▶ **Work item**
Everything in the entries below should be restated exactly, except for the pictures.

▶ **Provided data**
-- Opening Marker --

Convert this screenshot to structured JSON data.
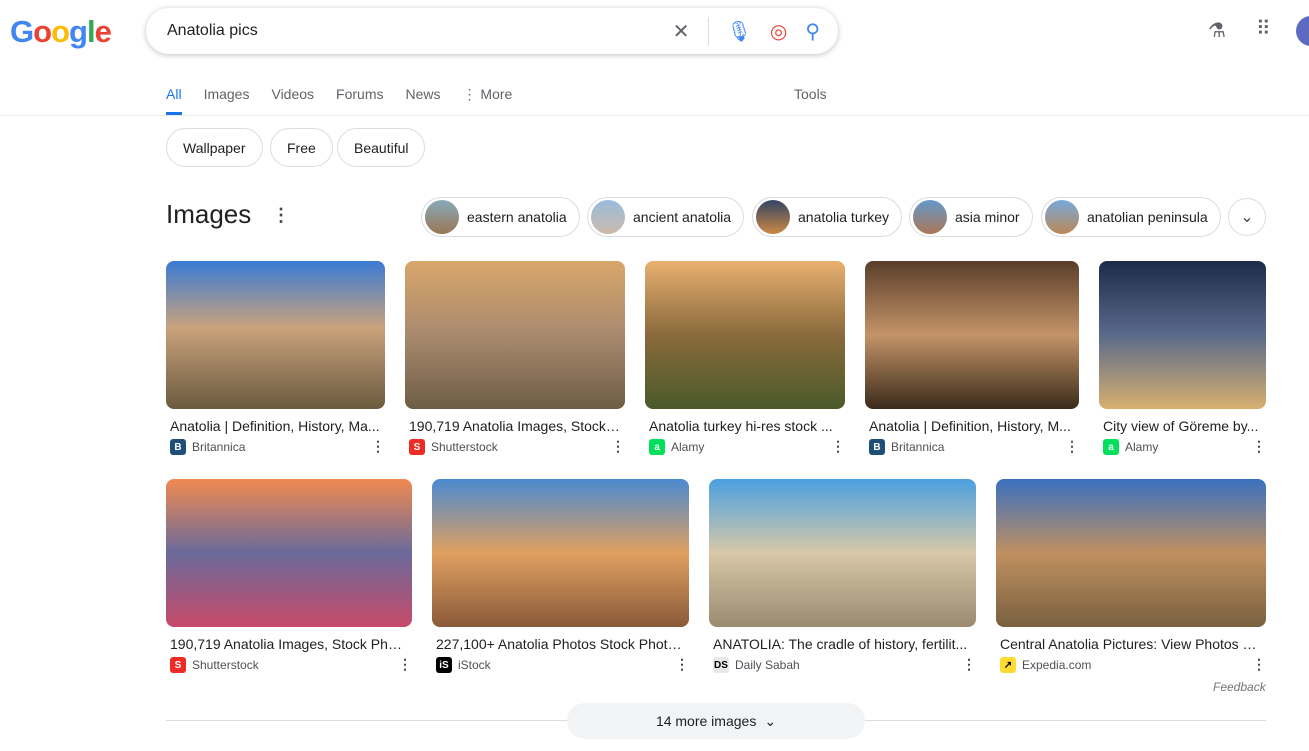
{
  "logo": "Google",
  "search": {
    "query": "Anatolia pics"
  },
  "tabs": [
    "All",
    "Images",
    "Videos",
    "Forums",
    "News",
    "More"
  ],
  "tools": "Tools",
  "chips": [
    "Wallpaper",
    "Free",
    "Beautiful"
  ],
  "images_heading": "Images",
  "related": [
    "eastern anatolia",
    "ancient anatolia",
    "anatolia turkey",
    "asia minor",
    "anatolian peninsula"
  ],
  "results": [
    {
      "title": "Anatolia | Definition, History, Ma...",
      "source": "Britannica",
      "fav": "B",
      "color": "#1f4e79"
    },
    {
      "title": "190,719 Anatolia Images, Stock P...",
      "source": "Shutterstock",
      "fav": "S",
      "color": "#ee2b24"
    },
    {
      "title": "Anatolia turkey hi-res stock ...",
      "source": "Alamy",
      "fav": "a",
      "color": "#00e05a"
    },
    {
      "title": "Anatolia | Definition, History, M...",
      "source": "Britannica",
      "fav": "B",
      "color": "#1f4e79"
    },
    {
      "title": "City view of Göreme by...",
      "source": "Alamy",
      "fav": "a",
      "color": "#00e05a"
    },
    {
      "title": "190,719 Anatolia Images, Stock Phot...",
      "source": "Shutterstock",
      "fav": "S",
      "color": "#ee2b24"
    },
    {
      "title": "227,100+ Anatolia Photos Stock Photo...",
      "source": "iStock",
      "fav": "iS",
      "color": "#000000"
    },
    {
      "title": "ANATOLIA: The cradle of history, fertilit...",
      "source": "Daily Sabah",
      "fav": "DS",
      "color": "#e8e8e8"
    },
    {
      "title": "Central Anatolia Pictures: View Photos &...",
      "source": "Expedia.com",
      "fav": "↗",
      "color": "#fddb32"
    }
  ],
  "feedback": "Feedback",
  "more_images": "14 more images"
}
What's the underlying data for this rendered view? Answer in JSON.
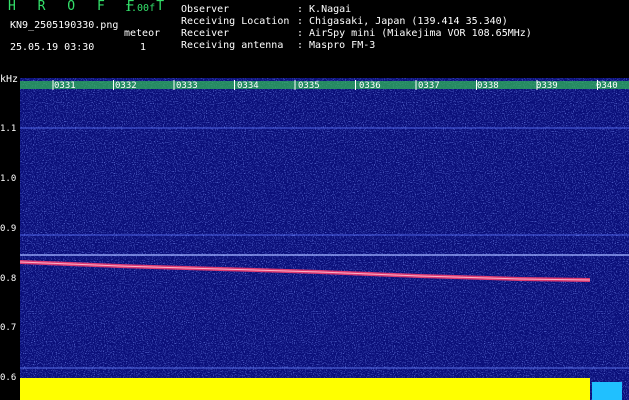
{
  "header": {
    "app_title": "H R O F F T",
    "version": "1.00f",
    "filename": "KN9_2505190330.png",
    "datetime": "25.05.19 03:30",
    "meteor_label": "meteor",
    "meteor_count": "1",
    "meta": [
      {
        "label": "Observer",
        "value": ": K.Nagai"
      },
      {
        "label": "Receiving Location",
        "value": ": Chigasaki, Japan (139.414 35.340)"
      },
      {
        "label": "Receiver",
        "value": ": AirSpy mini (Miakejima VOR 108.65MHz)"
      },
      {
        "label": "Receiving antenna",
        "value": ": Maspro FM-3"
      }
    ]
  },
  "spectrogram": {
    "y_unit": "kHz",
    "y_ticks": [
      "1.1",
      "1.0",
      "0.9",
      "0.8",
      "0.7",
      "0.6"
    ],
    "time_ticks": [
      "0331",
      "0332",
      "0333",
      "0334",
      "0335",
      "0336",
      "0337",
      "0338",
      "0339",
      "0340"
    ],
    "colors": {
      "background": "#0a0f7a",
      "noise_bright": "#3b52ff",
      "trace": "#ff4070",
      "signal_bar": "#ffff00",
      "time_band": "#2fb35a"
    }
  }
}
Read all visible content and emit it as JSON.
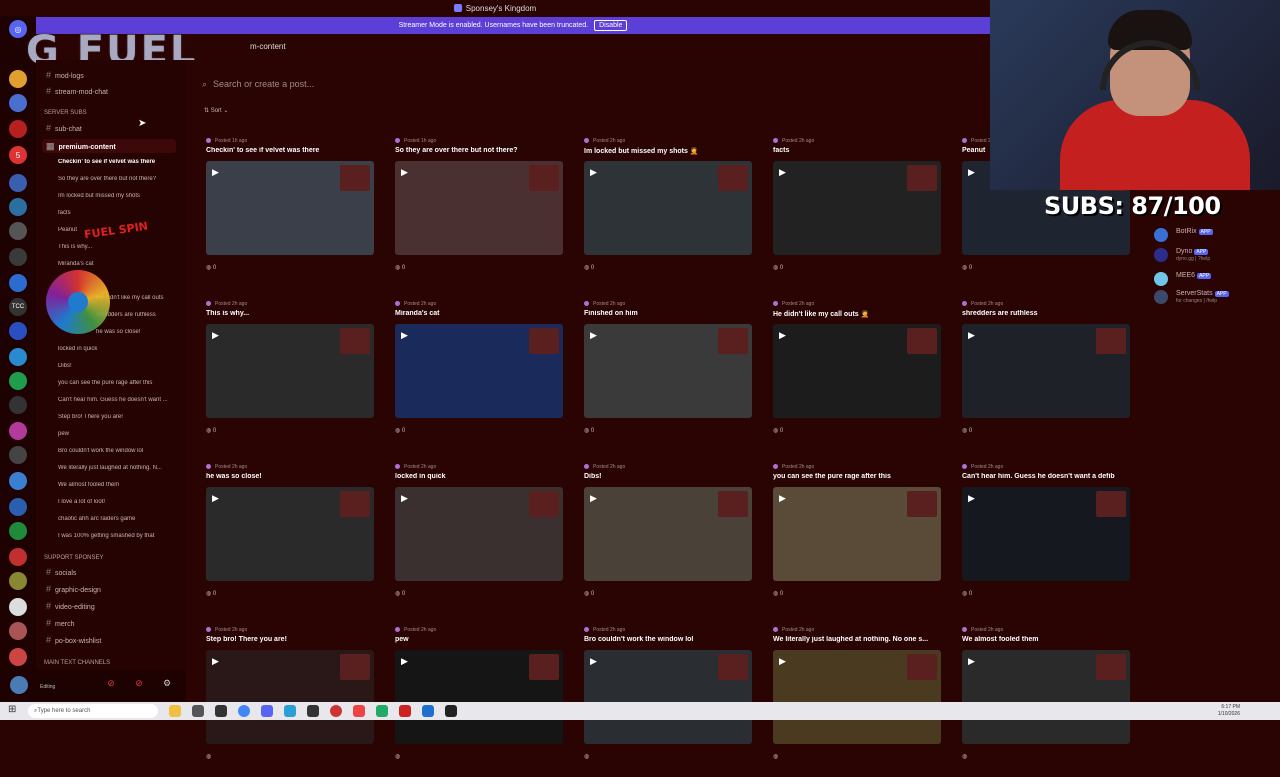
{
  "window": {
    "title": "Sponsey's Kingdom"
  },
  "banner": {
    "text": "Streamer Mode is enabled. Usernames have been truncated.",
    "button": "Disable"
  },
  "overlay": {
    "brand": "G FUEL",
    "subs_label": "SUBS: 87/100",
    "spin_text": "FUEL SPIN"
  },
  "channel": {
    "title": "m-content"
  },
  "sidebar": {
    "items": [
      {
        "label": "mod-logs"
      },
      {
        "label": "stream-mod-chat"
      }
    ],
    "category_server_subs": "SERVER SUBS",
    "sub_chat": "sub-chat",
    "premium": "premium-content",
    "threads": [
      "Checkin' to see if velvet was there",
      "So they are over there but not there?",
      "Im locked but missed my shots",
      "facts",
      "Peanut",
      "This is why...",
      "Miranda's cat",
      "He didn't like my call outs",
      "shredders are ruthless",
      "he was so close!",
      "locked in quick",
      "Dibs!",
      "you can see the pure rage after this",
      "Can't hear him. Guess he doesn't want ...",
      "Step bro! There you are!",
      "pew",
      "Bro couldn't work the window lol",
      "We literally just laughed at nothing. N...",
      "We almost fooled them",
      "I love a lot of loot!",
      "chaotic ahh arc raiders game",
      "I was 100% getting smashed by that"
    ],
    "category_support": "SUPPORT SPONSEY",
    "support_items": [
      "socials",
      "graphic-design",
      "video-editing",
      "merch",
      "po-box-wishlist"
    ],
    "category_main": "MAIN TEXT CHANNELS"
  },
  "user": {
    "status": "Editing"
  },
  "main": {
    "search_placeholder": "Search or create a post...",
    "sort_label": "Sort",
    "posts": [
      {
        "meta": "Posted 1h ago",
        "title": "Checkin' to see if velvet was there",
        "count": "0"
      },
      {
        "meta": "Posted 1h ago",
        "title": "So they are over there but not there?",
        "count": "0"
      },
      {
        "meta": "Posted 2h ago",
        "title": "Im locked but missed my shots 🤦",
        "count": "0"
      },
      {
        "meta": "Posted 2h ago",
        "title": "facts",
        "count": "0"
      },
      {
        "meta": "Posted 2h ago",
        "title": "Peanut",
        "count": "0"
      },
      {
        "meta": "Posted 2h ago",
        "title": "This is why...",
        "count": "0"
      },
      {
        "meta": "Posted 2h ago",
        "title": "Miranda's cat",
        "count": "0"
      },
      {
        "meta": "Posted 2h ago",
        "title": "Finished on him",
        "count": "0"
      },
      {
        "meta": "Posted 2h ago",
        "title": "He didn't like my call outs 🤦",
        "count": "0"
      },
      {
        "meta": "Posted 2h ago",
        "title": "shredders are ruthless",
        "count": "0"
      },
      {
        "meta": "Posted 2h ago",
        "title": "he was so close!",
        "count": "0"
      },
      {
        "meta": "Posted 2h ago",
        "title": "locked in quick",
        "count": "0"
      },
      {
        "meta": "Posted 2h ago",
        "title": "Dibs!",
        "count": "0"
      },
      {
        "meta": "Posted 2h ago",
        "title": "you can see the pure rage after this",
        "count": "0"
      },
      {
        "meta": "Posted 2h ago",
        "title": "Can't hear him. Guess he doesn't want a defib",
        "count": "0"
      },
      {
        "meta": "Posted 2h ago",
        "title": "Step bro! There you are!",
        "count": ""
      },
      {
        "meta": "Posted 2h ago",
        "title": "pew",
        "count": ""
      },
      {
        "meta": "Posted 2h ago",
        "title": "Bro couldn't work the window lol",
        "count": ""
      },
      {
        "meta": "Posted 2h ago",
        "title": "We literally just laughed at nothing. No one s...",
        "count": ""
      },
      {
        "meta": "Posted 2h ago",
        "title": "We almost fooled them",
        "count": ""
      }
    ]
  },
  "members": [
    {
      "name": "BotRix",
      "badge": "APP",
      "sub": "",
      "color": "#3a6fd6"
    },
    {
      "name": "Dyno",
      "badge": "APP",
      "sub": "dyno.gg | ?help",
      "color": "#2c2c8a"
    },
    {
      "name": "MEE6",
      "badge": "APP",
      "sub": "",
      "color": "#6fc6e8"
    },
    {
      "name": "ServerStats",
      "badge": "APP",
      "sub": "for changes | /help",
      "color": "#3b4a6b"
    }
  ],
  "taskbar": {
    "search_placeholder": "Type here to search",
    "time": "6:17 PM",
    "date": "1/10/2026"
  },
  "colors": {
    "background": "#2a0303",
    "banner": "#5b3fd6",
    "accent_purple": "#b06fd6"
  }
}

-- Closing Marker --

▶ **Exercise result**
Convert this screenshot to structured JSON data.
{
  "logo": "Google",
  "search": {
    "query": "Anatolia pics"
  },
  "tabs": [
    "All",
    "Images",
    "Videos",
    "Forums",
    "News",
    "More"
  ],
  "tools": "Tools",
  "chips": [
    "Wallpaper",
    "Free",
    "Beautiful"
  ],
  "images_heading": "Images",
  "related": [
    "eastern anatolia",
    "ancient anatolia",
    "anatolia turkey",
    "asia minor",
    "anatolian peninsula"
  ],
  "results": [
    {
      "title": "Anatolia | Definition, History, Ma...",
      "source": "Britannica",
      "fav": "B",
      "color": "#1f4e79"
    },
    {
      "title": "190,719 Anatolia Images, Stock P...",
      "source": "Shutterstock",
      "fav": "S",
      "color": "#ee2b24"
    },
    {
      "title": "Anatolia turkey hi-res stock ...",
      "source": "Alamy",
      "fav": "a",
      "color": "#00e05a"
    },
    {
      "title": "Anatolia | Definition, History, M...",
      "source": "Britannica",
      "fav": "B",
      "color": "#1f4e79"
    },
    {
      "title": "City view of Göreme by...",
      "source": "Alamy",
      "fav": "a",
      "color": "#00e05a"
    },
    {
      "title": "190,719 Anatolia Images, Stock Phot...",
      "source": "Shutterstock",
      "fav": "S",
      "color": "#ee2b24"
    },
    {
      "title": "227,100+ Anatolia Photos Stock Photo...",
      "source": "iStock",
      "fav": "iS",
      "color": "#000000"
    },
    {
      "title": "ANATOLIA: The cradle of history, fertilit...",
      "source": "Daily Sabah",
      "fav": "DS",
      "color": "#e8e8e8"
    },
    {
      "title": "Central Anatolia Pictures: View Photos &...",
      "source": "Expedia.com",
      "fav": "↗",
      "color": "#fddb32"
    }
  ],
  "feedback": "Feedback",
  "more_images": "14 more images"
}
What's the underlying data for this rendered view? Answer in JSON.
{
  "header": {
    "app_title": "H R O F F T",
    "version": "1.00f",
    "filename": "KN9_2505190330.png",
    "datetime": "25.05.19 03:30",
    "meteor_label": "meteor",
    "meteor_count": "1",
    "meta": [
      {
        "label": "Observer",
        "value": ": K.Nagai"
      },
      {
        "label": "Receiving Location",
        "value": ": Chigasaki, Japan (139.414 35.340)"
      },
      {
        "label": "Receiver",
        "value": ": AirSpy mini (Miakejima VOR 108.65MHz)"
      },
      {
        "label": "Receiving antenna",
        "value": ": Maspro FM-3"
      }
    ]
  },
  "spectrogram": {
    "y_unit": "kHz",
    "y_ticks": [
      "1.1",
      "1.0",
      "0.9",
      "0.8",
      "0.7",
      "0.6"
    ],
    "time_ticks": [
      "0331",
      "0332",
      "0333",
      "0334",
      "0335",
      "0336",
      "0337",
      "0338",
      "0339",
      "0340"
    ],
    "colors": {
      "background": "#0a0f7a",
      "noise_bright": "#3b52ff",
      "trace": "#ff4070",
      "signal_bar": "#ffff00",
      "time_band": "#2fb35a"
    }
  }
}
Read all visible content and emit it as JSON.
{
  "window": {
    "title": "Sponsey's Kingdom"
  },
  "banner": {
    "text": "Streamer Mode is enabled. Usernames have been truncated.",
    "button": "Disable"
  },
  "overlay": {
    "brand": "G FUEL",
    "subs_label": "SUBS: 87/100",
    "spin_text": "FUEL SPIN"
  },
  "channel": {
    "title": "m-content"
  },
  "sidebar": {
    "items": [
      {
        "label": "mod-logs"
      },
      {
        "label": "stream-mod-chat"
      }
    ],
    "category_server_subs": "SERVER SUBS",
    "sub_chat": "sub-chat",
    "premium": "premium-content",
    "threads": [
      "Checkin' to see if velvet was there",
      "So they are over there but not there?",
      "Im locked but missed my shots",
      "facts",
      "Peanut",
      "This is why...",
      "Miranda's cat",
      "He didn't like my call outs",
      "shredders are ruthless",
      "he was so close!",
      "locked in quick",
      "Dibs!",
      "you can see the pure rage after this",
      "Can't hear him. Guess he doesn't want ...",
      "Step bro! There you are!",
      "pew",
      "Bro couldn't work the window lol",
      "We literally just laughed at nothing. N...",
      "We almost fooled them",
      "I love a lot of loot!",
      "chaotic ahh arc raiders game",
      "I was 100% getting smashed by that"
    ],
    "category_support": "SUPPORT SPONSEY",
    "support_items": [
      "socials",
      "graphic-design",
      "video-editing",
      "merch",
      "po-box-wishlist"
    ],
    "category_main": "MAIN TEXT CHANNELS"
  },
  "user": {
    "status": "Editing"
  },
  "main": {
    "search_placeholder": "Search or create a post...",
    "sort_label": "Sort",
    "posts": [
      {
        "meta": "Posted 1h ago",
        "title": "Checkin' to see if velvet was there",
        "count": "0"
      },
      {
        "meta": "Posted 1h ago",
        "title": "So they are over there but not there?",
        "count": "0"
      },
      {
        "meta": "Posted 2h ago",
        "title": "Im locked but missed my shots 🤦",
        "count": "0"
      },
      {
        "meta": "Posted 2h ago",
        "title": "facts",
        "count": "0"
      },
      {
        "meta": "Posted 2h ago",
        "title": "Peanut",
        "count": "0"
      },
      {
        "meta": "Posted 2h ago",
        "title": "This is why...",
        "count": "0"
      },
      {
        "meta": "Posted 2h ago",
        "title": "Miranda's cat",
        "count": "0"
      },
      {
        "meta": "Posted 2h ago",
        "title": "Finished on him",
        "count": "0"
      },
      {
        "meta": "Posted 2h ago",
        "title": "He didn't like my call outs 🤦",
        "count": "0"
      },
      {
        "meta": "Posted 2h ago",
        "title": "shredders are ruthless",
        "count": "0"
      },
      {
        "meta": "Posted 2h ago",
        "title": "he was so close!",
        "count": "0"
      },
      {
        "meta": "Posted 2h ago",
        "title": "locked in quick",
        "count": "0"
      },
      {
        "meta": "Posted 2h ago",
        "title": "Dibs!",
        "count": "0"
      },
      {
        "meta": "Posted 2h ago",
        "title": "you can see the pure rage after this",
        "count": "0"
      },
      {
        "meta": "Posted 2h ago",
        "title": "Can't hear him. Guess he doesn't want a defib",
        "count": "0"
      },
      {
        "meta": "Posted 2h ago",
        "title": "Step bro! There you are!",
        "count": ""
      },
      {
        "meta": "Posted 2h ago",
        "title": "pew",
        "count": ""
      },
      {
        "meta": "Posted 2h ago",
        "title": "Bro couldn't work the window lol",
        "count": ""
      },
      {
        "meta": "Posted 2h ago",
        "title": "We literally just laughed at nothing. No one s...",
        "count": ""
      },
      {
        "meta": "Posted 2h ago",
        "title": "We almost fooled them",
        "count": ""
      }
    ]
  },
  "members": [
    {
      "name": "BotRix",
      "badge": "APP",
      "sub": "",
      "color": "#3a6fd6"
    },
    {
      "name": "Dyno",
      "badge": "APP",
      "sub": "dyno.gg | ?help",
      "color": "#2c2c8a"
    },
    {
      "name": "MEE6",
      "badge": "APP",
      "sub": "",
      "color": "#6fc6e8"
    },
    {
      "name": "ServerStats",
      "badge": "APP",
      "sub": "for changes | /help",
      "color": "#3b4a6b"
    }
  ],
  "taskbar": {
    "search_placeholder": "Type here to search",
    "time": "6:17 PM",
    "date": "1/10/2026"
  },
  "colors": {
    "background": "#2a0303",
    "banner": "#5b3fd6",
    "accent_purple": "#b06fd6"
  }
}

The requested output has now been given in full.